Total receipts up to Nov-21 were to the tune of Rs13.79 trillion, which is already 69.8% of the full year estimated receipts. There has been a consistent build-up in revenues each month helped by direct and indirect tax collections. If you compare with the first 8 months of last year, the actual receipts this year are nearly 65.97% higher.
The FY22 total receipts of Rs13.79 trillion comprised of Rs11.35 trillion by way of taxes and Rs2.23 trillion by way of non-tax revenues. These non-tax revenues were largely accounted for by the Rs102,000cr dividend paid by RBI to the government.
For the period ended Nov-21, the total expenditure (revenue plus capital spending) stood at Rs20.75 trillion or 59.6% of the full year expenditure target for financial year 2021-22. This includes Rs18.01 trillion of revenues expenditure and Rs2.74 trillion of capital expenditure.

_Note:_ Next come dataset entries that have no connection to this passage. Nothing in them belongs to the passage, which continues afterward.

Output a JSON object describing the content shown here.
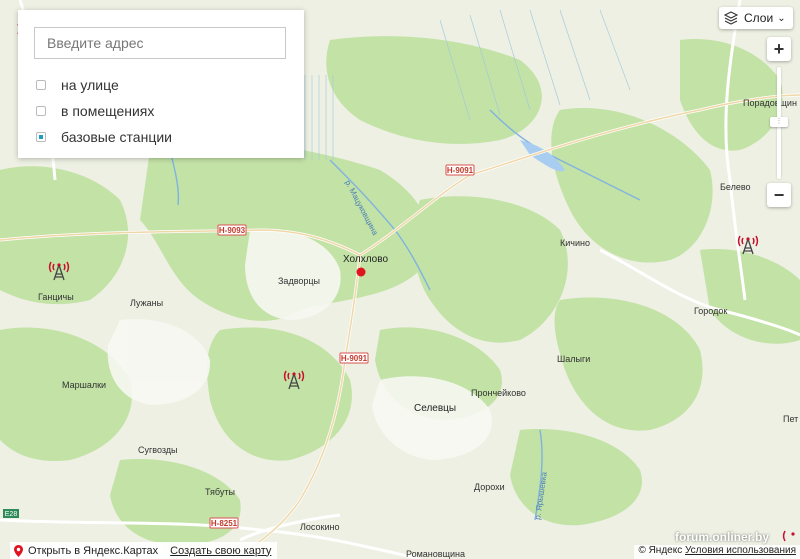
{
  "filter_panel": {
    "address_placeholder": "Введите адрес",
    "options": [
      {
        "label": "на улице",
        "checked": false
      },
      {
        "label": "в помещениях",
        "checked": false
      },
      {
        "label": "базовые станции",
        "checked": true
      }
    ]
  },
  "layers_button": {
    "label": "Слои",
    "icon": "layers-icon"
  },
  "zoom": {
    "plus": "+",
    "minus": "−"
  },
  "map": {
    "places": {
      "kholkhlovo": "Холхлово",
      "zadvortsy": "Задворцы",
      "kichino": "Кичино",
      "belevo": "Белево",
      "gorodok": "Городок",
      "gantsichy": "Ганцичы",
      "luzhany": "Лужаны",
      "marshalki": "Маршалки",
      "shalygi": "Шалыги",
      "pronchejkovo": "Прончейково",
      "selevtsy": "Селевцы",
      "sugvozdy": "Сугвозды",
      "tyabuty": "Тябуты",
      "dorokhi": "Дорохи",
      "losokino": "Лосокино",
      "romanovshchina": "Романовщина",
      "poradovshchina": "Порадовщин",
      "pet": "Пет"
    },
    "roads": {
      "n9091_top": "Н-9091",
      "n9093": "Н-9093",
      "n9091_mid": "Н-9091",
      "n8251": "Н-8251",
      "e28": "E28"
    },
    "rivers": {
      "matsukovshchina": "р. Мацуковщина",
      "yaryshevka": "р. Ярышевка"
    },
    "marker_color": "#e0141e",
    "tower_color": "#c8102e"
  },
  "bottom_bar": {
    "open_label": "Открыть в Яндекс.Картах",
    "create_label": "Создать свою карту"
  },
  "copyright": {
    "text": "© Яндекс",
    "terms": "Условия использования"
  },
  "watermark": "forum.onliner.by"
}
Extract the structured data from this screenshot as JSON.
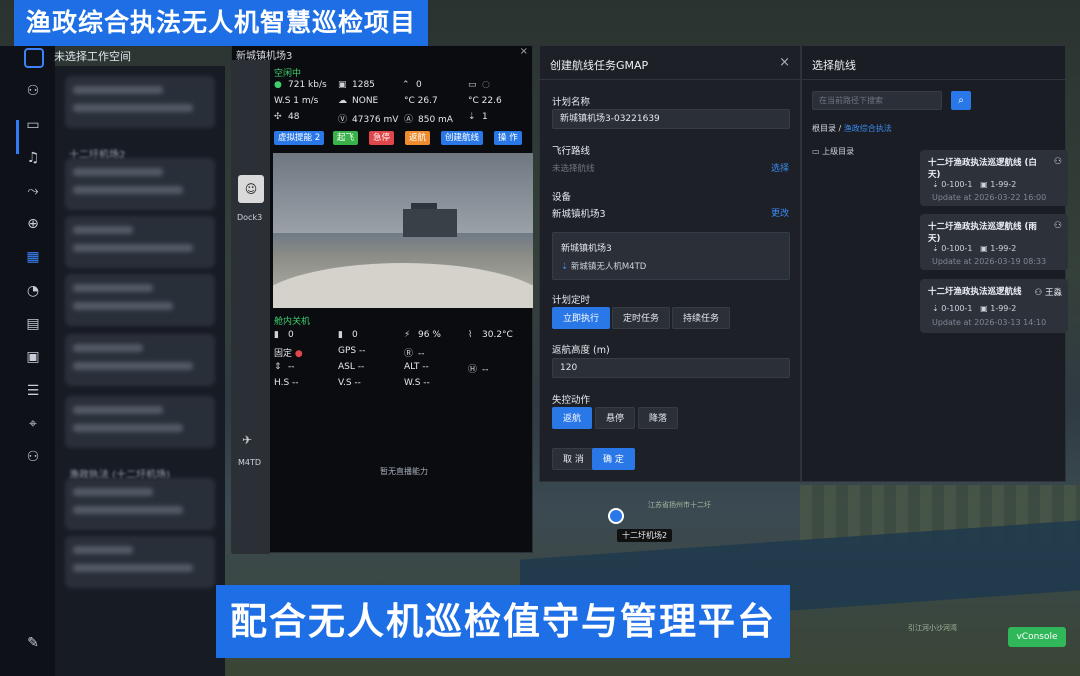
{
  "banner_top": "渔政综合执法无人机智慧巡检项目",
  "banner_bottom": "配合无人机巡检值守与管理平台",
  "workspace": "未选择工作空间",
  "device_list": {
    "labels": [
      "十二圩机场2",
      "渔政执法 (十二圩机场)"
    ]
  },
  "dock": {
    "title": "新城镇机场3",
    "close": "×",
    "dock_label": "Dock3",
    "drone_label": "M4TD",
    "status": "空闲中",
    "stats": {
      "net": "721 kb/s",
      "count": "1285",
      "wind_zero": "0",
      "ws": "W.S  1 m/s",
      "rain": "NONE",
      "temp1": "°C  26.7",
      "temp2": "°C  22.6",
      "n48": "48",
      "voltage": "47376 mV",
      "current": "850 mA",
      "one": "1"
    },
    "buttons": [
      "虚拟提能 2",
      "起飞",
      "急停",
      "返航",
      "创建航线",
      "操 作"
    ],
    "aircraft_status": "舱内关机",
    "aircraft": {
      "sig1": "0",
      "sig2": "0",
      "battery": "96 %",
      "temp": "30.2°C",
      "fix_label": "固定",
      "gps": "GPS  --",
      "r_val": "--",
      "v1": "--",
      "asl": "ASL  --",
      "alt": "ALT  --",
      "h_val": "--",
      "hs": "H.S  --",
      "vs": "V.S  --",
      "ws": "W.S  --"
    },
    "no_live": "暂无直播能力"
  },
  "plan": {
    "title": "创建航线任务GMAP",
    "close": "×",
    "name_label": "计划名称",
    "name_value": "新城镇机场3-03221639",
    "route_label": "飞行路线",
    "route_placeholder": "未选择航线",
    "route_link": "选择",
    "device_label": "设备",
    "device_value": "新城镇机场3",
    "device_link": "更改",
    "device_box_title": "新城镇机场3",
    "device_box_drone": "新城镇无人机M4TD",
    "timer_label": "计划定时",
    "timer_options": [
      "立即执行",
      "定时任务",
      "持续任务"
    ],
    "rth_label": "返航高度 (m)",
    "rth_value": "120",
    "lost_label": "失控动作",
    "lost_options": [
      "返航",
      "悬停",
      "降落"
    ],
    "cancel": "取 消",
    "confirm": "确 定"
  },
  "routes": {
    "title": "选择航线",
    "search_placeholder": "在当前路径下搜索",
    "crumb_root": "根目录",
    "crumb_sep": "/",
    "crumb_current": "渔政综合执法",
    "up_dir": "上级目录",
    "items": [
      {
        "name": "十二圩渔政执法巡逻航线 (白天)",
        "owner": "",
        "meta1": "0-100-1",
        "meta2": "1-99-2",
        "updated": "Update at 2026-03-22 16:00"
      },
      {
        "name": "十二圩渔政执法巡逻航线 (雨天)",
        "owner": "",
        "meta1": "0-100-1",
        "meta2": "1-99-2",
        "updated": "Update at 2026-03-19 08:33"
      },
      {
        "name": "十二圩渔政执法巡逻航线",
        "owner": "王淼",
        "meta1": "0-100-1",
        "meta2": "1-99-2",
        "updated": "Update at 2026-03-13 14:10"
      }
    ]
  },
  "map": {
    "tag": "十二圩机场2",
    "places": [
      "江苏省扬州市十二圩",
      "引江河小沙河湾"
    ]
  },
  "vconsole": "vConsole"
}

The biggest components of spending in the first 8 months of FY22 were defence services, crop subsidies, fertilizer subsidies and food subsidies.

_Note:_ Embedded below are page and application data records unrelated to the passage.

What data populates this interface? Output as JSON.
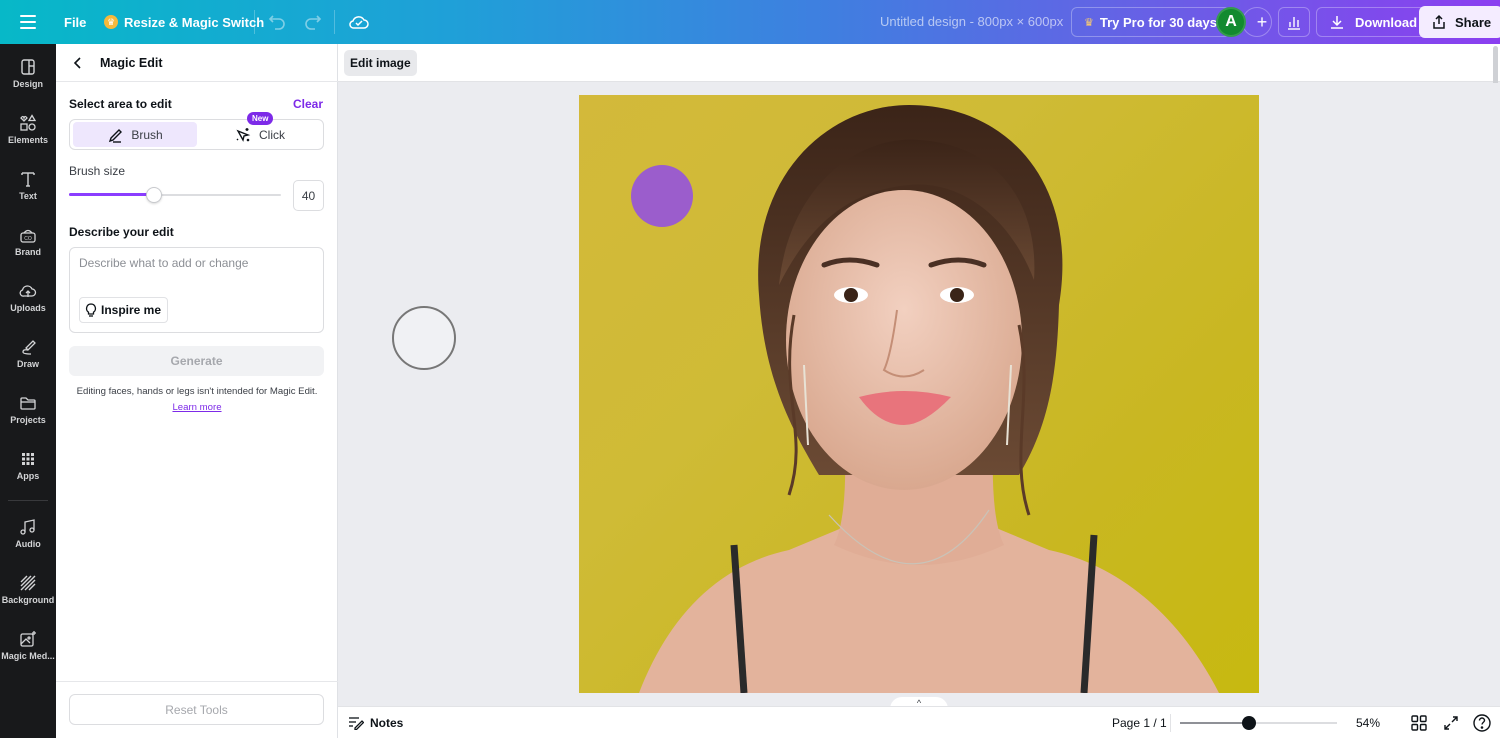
{
  "topbar": {
    "menu_icon": "hamburger-icon",
    "file_label": "File",
    "resize_label": "Resize & Magic Switch",
    "resize_icon": "crown-icon",
    "undo_icon": "undo-icon",
    "redo_icon": "redo-icon",
    "save_status_icon": "cloud-check-icon",
    "document_title": "Untitled design - 800px × 600px",
    "try_pro_label": "Try Pro for 30 days",
    "avatar_initial": "A",
    "add_collaborator_label": "+",
    "download_label": "Download",
    "share_label": "Share",
    "colors": {
      "gradient_start": "#07b8c8",
      "gradient_end": "#8b3ff0",
      "avatar": "#128a2f"
    }
  },
  "leftnav": {
    "items": [
      {
        "label": "Design",
        "icon": "layout-icon"
      },
      {
        "label": "Elements",
        "icon": "shapes-icon"
      },
      {
        "label": "Text",
        "icon": "text-icon"
      },
      {
        "label": "Brand",
        "icon": "brand-kit-icon"
      },
      {
        "label": "Uploads",
        "icon": "cloud-upload-icon"
      },
      {
        "label": "Draw",
        "icon": "pen-icon"
      },
      {
        "label": "Projects",
        "icon": "folder-icon"
      },
      {
        "label": "Apps",
        "icon": "apps-grid-icon"
      },
      {
        "label": "Audio",
        "icon": "music-note-icon"
      },
      {
        "label": "Background",
        "icon": "hatch-pattern-icon"
      },
      {
        "label": "Magic Med...",
        "icon": "magic-media-icon"
      }
    ]
  },
  "panel": {
    "title": "Magic Edit",
    "select_area_label": "Select area to edit",
    "clear_label": "Clear",
    "modes": [
      {
        "label": "Brush",
        "icon": "brush-icon",
        "active": true
      },
      {
        "label": "Click",
        "icon": "magic-click-icon",
        "active": false,
        "badge": "New"
      }
    ],
    "brush_size_label": "Brush size",
    "brush_size_value": "40",
    "brush_size_fraction": 0.4,
    "describe_label": "Describe your edit",
    "describe_placeholder": "Describe what to add or change",
    "describe_value": "",
    "inspire_label": "Inspire me",
    "generate_label": "Generate",
    "disclaimer": "Editing faces, hands or legs isn't intended for Magic Edit.",
    "learn_more_label": "Learn more",
    "reset_label": "Reset Tools",
    "accent_color": "#7d2ae8"
  },
  "canvas": {
    "context_button_label": "Edit image",
    "brush_mark_color": "#9b5dcc",
    "image_background_color": "#cfbb36",
    "image_description": "Portrait of a woman with brown hair on a yellow background"
  },
  "bottombar": {
    "notes_label": "Notes",
    "page_indicator": "Page 1 / 1",
    "zoom_level": "54%",
    "zoom_fraction": 0.44,
    "show_pages_label": "^"
  }
}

Dissecting fiscal deficit for Apr-Nov FY22
Here are some key points to keep a tab on.
a) The net tax revenues of Rs11.35 trillion included gross tax collections of Rs15.42 trillion with Rs4.07 trillion representing devolution of taxes to states and union territories.

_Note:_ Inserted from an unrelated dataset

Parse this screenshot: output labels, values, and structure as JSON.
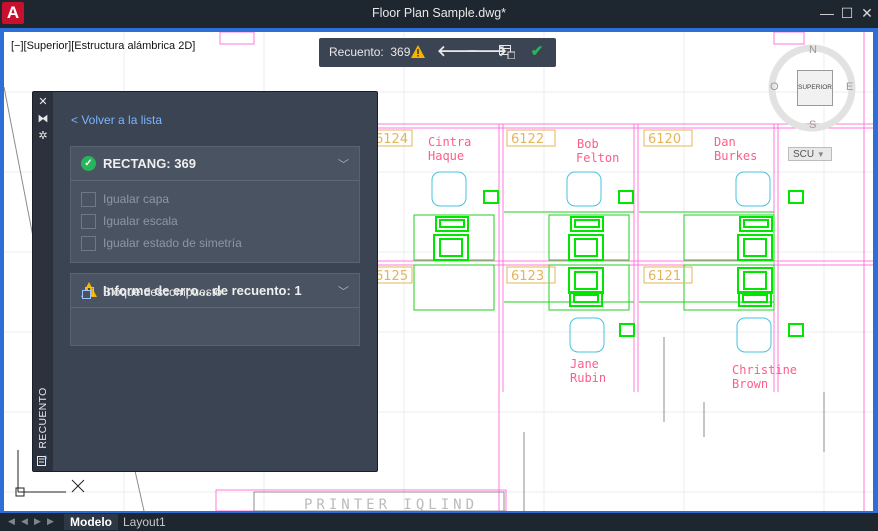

b) The non-tax revenues of Rs2.23 trillion consists of interest, dividend and other fiscal and economic services, predominated by Rs1.02 trillion RBI dividend.
c) The budgeted interest payment for the full year is Rs8.10 trillion of which Rs4.60 trillion was paid till the end of Nov-21.
d) Revenue deficit up to Sep-21 stood at 38.8% of full year budget. Revenue deficit as a share of fiscal deficit had progressively reduced from 67% in Aug-21 to 57% in Oct-21. However, Nov-21 saw a spike in this ratio back to 63.64% levels.
e) The primary deficit till Nov-21 was 33.8% of full-year budget estimates. Primary deficit is fiscal deficit excluding interest payments.
Target for FY23 should be to prune fiscal deficit
With revenues buoyant and COVID spending sharply lower, the challenge is to bring fiscal deficit ratio under control. The government, in its Feb-21 Union Budget had spoken about reducing the fiscal deficit to around 4.5% by 2026. While that may look good on paper, it is unlikely to be value accretive for the Indian economy.
Even if India ends up with lower fiscal deficit of 6.5% in FY22, it is hardly a comfortable scenario. It is time for the government to set a timeline for cutting the fiscal deficit to 3.5% over the next 2 years, and such a statement would give a lot of confidence to markets.
Current fiscal deficit levels are too high by peer-group rating bracket and could impact sovereign ratings. The bond coupons that the government wants to pay is out of sync with the market reality and that is leading to devolvement. It is time to get pragmatic and make lower fiscal deficit a top priority.